That is what is at stake, when we go to Church. Or for that matter (if we are to be consistent about the pertinence of the Absolute to this or that moment of quotidian life) when we wake up, or go to sleep, or eat our breakfast. But, particularly at Church. For, the *entire point* of Church is to approach the Throne. Whereas, breakfast and sleep and so forth have, with those of the liturgy, also subsidiary objectives, to which we are too often bewitched, or by them confused. A properly ordered, holy life would find our morning ham and eggs – and, a fortiori, our coffee (thanks be to God for coffee) – as consecrate, and so as replete and as gorgeous as the Heavenly Banquet, of which they are salient and participant and significant.
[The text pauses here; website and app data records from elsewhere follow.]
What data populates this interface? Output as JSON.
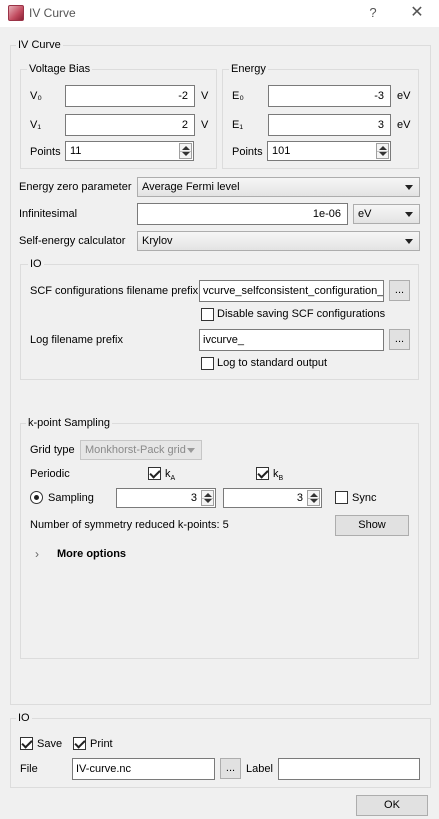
{
  "window": {
    "title": "IV Curve",
    "help": "?",
    "close": "✕"
  },
  "iv_curve": {
    "title": "IV Curve",
    "voltage_bias": {
      "title": "Voltage Bias",
      "v0_label": "V₀",
      "v0_value": "-2",
      "v0_unit": "V",
      "v1_label": "V₁",
      "v1_value": "2",
      "v1_unit": "V",
      "points_label": "Points",
      "points_value": "11"
    },
    "energy": {
      "title": "Energy",
      "e0_label": "E₀",
      "e0_value": "-3",
      "e0_unit": "eV",
      "e1_label": "E₁",
      "e1_value": "3",
      "e1_unit": "eV",
      "points_label": "Points",
      "points_value": "101"
    },
    "energy_zero": {
      "label": "Energy zero parameter",
      "value": "Average Fermi level"
    },
    "infinitesimal": {
      "label": "Infinitesimal",
      "value": "1e-06",
      "unit": "eV"
    },
    "self_energy": {
      "label": "Self-energy calculator",
      "value": "Krylov"
    },
    "io": {
      "title": "IO",
      "scf_label": "SCF configurations filename prefix",
      "scf_value": "vcurve_selfconsistent_configuration_",
      "browse": "...",
      "disable_scf_label": "Disable saving SCF configurations",
      "log_label": "Log filename prefix",
      "log_value": "ivcurve_",
      "log_stdout_label": "Log to standard output"
    },
    "kpoint": {
      "title": "k-point Sampling",
      "grid_type_label": "Grid type",
      "grid_type_value": "Monkhorst-Pack grid",
      "periodic_label": "Periodic",
      "ka_label": "kA",
      "kb_label": "kB",
      "sampling_label": "Sampling",
      "sampling_a": "3",
      "sampling_b": "3",
      "sync_label": "Sync",
      "reduced_label": "Number of symmetry reduced k-points: 5",
      "show_button": "Show",
      "more_options": "More options"
    }
  },
  "output_io": {
    "title": "IO",
    "save_label": "Save",
    "print_label": "Print",
    "file_label": "File",
    "file_value": "IV-curve.nc",
    "browse": "...",
    "label_label": "Label",
    "label_value": ""
  },
  "ok_button": "OK"
}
Pay attention then at Church. Notice when you find yourself puzzled or intrigued by something. Take note of it – literally, write it down – and then research it. I promise you, you’ll be amazed at what you then discover. Knock, and it shall be opened unto you, right? Then, the next time you encounter it, you’ll relish and cherish it, and rejoice at the supernal genius of it. Then, the knowledge and understanding your researches have gained you will open up some new point of inquiry. It, too, will in like manner reward your study.
That development and expansion cannot end. Because why? Because God is infinitely deep, and *because the Mass on Earth is a participation of the Wedding Mass in Heaven,* by which we marry him, in and by which he informs us with his Lógos, and which proceeds sempiternally, plumbing ever deeper depths and soaring ever higher.
Let the liturgy teach you. Start with it now, soon. Just go, and humbly PAY ATTENTION. Then study, attend again, and wait. It will all come to you in time, and again and far more after time.
Excursus: Where the attention goes, all else follows; including the life of the spirit. Attend then to the right things, and you’ll be OK, however confused you may be to begin with. Attend to the wrong things, and boy are you in big trouble, no matter how tough your mind. This is why idolatry, sorcery, the occult, and magic are so abhorred by the Church (and any other serious mystical undertaking): they distract the attention from the proper ultimate object of all attention, which is God; and, so, they render the spirit vulnerable to the temptations of the demons, and lead her toward damnation.